(Data records for software interfaces)
■ ■ ■ ■ ■

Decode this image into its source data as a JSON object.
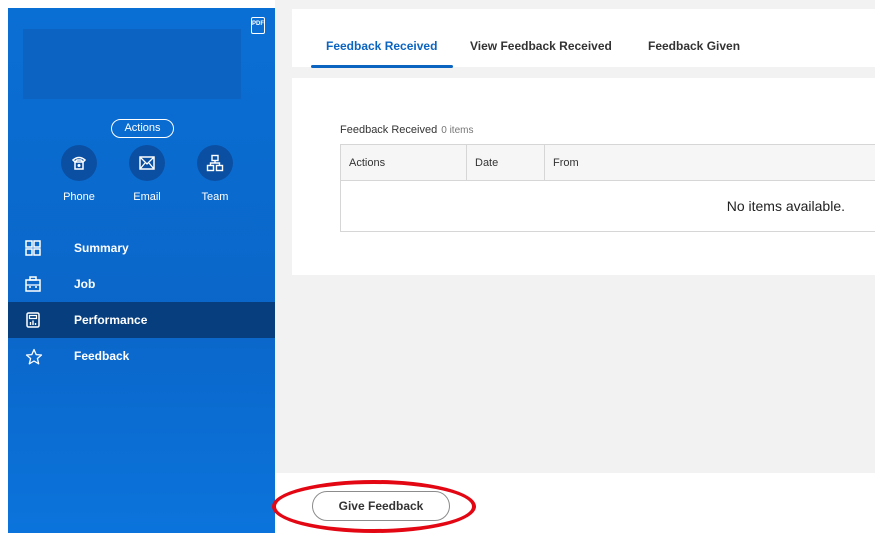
{
  "sidebar": {
    "actions_label": "Actions",
    "contacts": [
      {
        "label": "Phone",
        "icon": "phone-icon"
      },
      {
        "label": "Email",
        "icon": "email-icon"
      },
      {
        "label": "Team",
        "icon": "team-icon"
      }
    ],
    "nav": [
      {
        "label": "Summary",
        "icon": "summary-icon",
        "active": false
      },
      {
        "label": "Job",
        "icon": "job-icon",
        "active": false
      },
      {
        "label": "Performance",
        "icon": "performance-icon",
        "active": true
      },
      {
        "label": "Feedback",
        "icon": "star-icon",
        "active": false
      }
    ]
  },
  "tabs": [
    {
      "label": "Feedback Received",
      "active": true
    },
    {
      "label": "View Feedback Received",
      "active": false
    },
    {
      "label": "Feedback Given",
      "active": false
    }
  ],
  "grid": {
    "title": "Feedback Received",
    "count": "0 items",
    "columns": [
      "Actions",
      "Date",
      "From"
    ],
    "empty_message": "No items available."
  },
  "give_feedback_label": "Give Feedback",
  "colors": {
    "sidebar_blue": "#0b6bcf",
    "active_nav": "#063e7e",
    "tab_accent": "#0b64c0",
    "annotation_red": "#e30613"
  }
}
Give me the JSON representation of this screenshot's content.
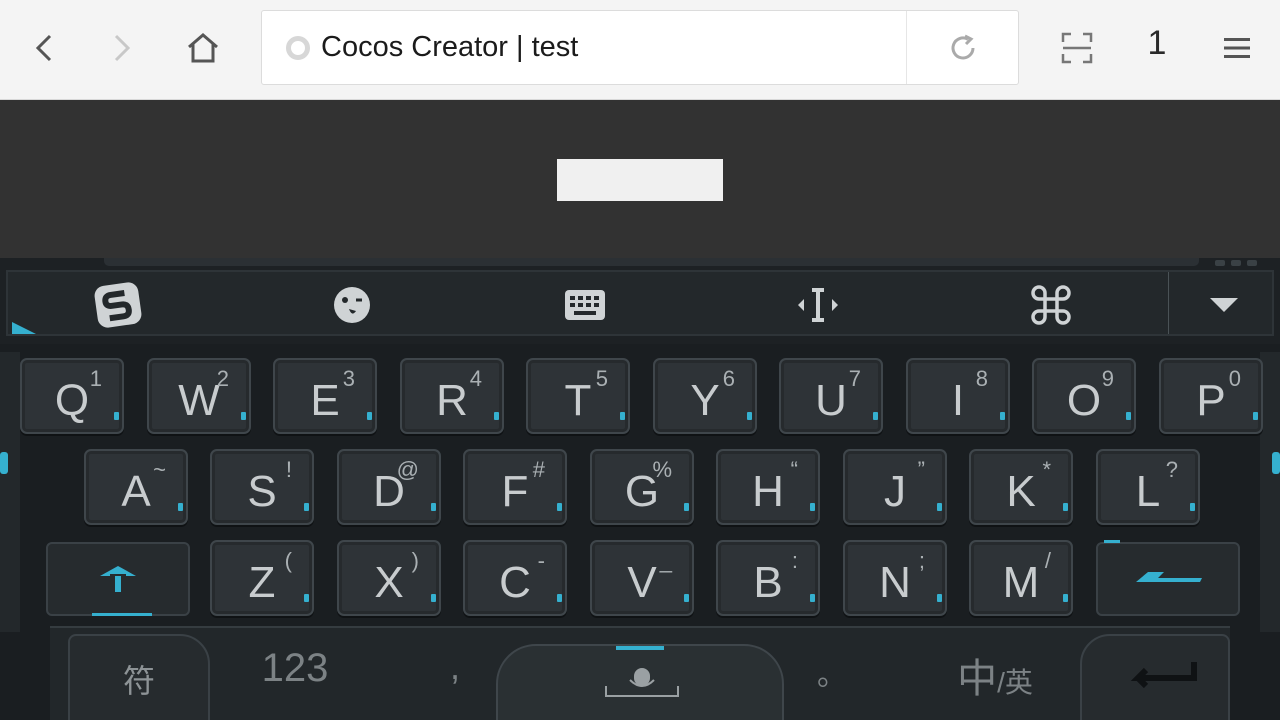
{
  "browser": {
    "url_title": "Cocos Creator | test",
    "tab_count": "1",
    "icons": {
      "back": "chevron-left-icon",
      "forward": "chevron-right-icon",
      "home": "home-icon",
      "reload": "reload-icon",
      "reader": "reader-mode-icon",
      "menu": "hamburger-menu-icon"
    }
  },
  "keyboard": {
    "accent_color": "#35b0cf",
    "row1": [
      {
        "key": "Q",
        "sub": "1"
      },
      {
        "key": "W",
        "sub": "2"
      },
      {
        "key": "E",
        "sub": "3"
      },
      {
        "key": "R",
        "sub": "4"
      },
      {
        "key": "T",
        "sub": "5"
      },
      {
        "key": "Y",
        "sub": "6"
      },
      {
        "key": "U",
        "sub": "7"
      },
      {
        "key": "I",
        "sub": "8"
      },
      {
        "key": "O",
        "sub": "9"
      },
      {
        "key": "P",
        "sub": "0"
      }
    ],
    "row2": [
      {
        "key": "A",
        "sub": "~"
      },
      {
        "key": "S",
        "sub": "!"
      },
      {
        "key": "D",
        "sub": "@"
      },
      {
        "key": "F",
        "sub": "#"
      },
      {
        "key": "G",
        "sub": "%"
      },
      {
        "key": "H",
        "sub": "“"
      },
      {
        "key": "J",
        "sub": "”"
      },
      {
        "key": "K",
        "sub": "*"
      },
      {
        "key": "L",
        "sub": "?"
      }
    ],
    "row3": [
      {
        "key": "Z",
        "sub": "("
      },
      {
        "key": "X",
        "sub": ")"
      },
      {
        "key": "C",
        "sub": "-"
      },
      {
        "key": "V",
        "sub": "_"
      },
      {
        "key": "B",
        "sub": ":"
      },
      {
        "key": "N",
        "sub": ";"
      },
      {
        "key": "M",
        "sub": "/"
      }
    ],
    "symbols_label": "符",
    "numbers_label": "123",
    "comma_label": ",",
    "period_label": "。",
    "lang_label_main": "中",
    "lang_label_sep": "/英"
  }
}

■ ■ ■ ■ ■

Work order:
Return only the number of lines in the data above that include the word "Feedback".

Solution to this exercise:
6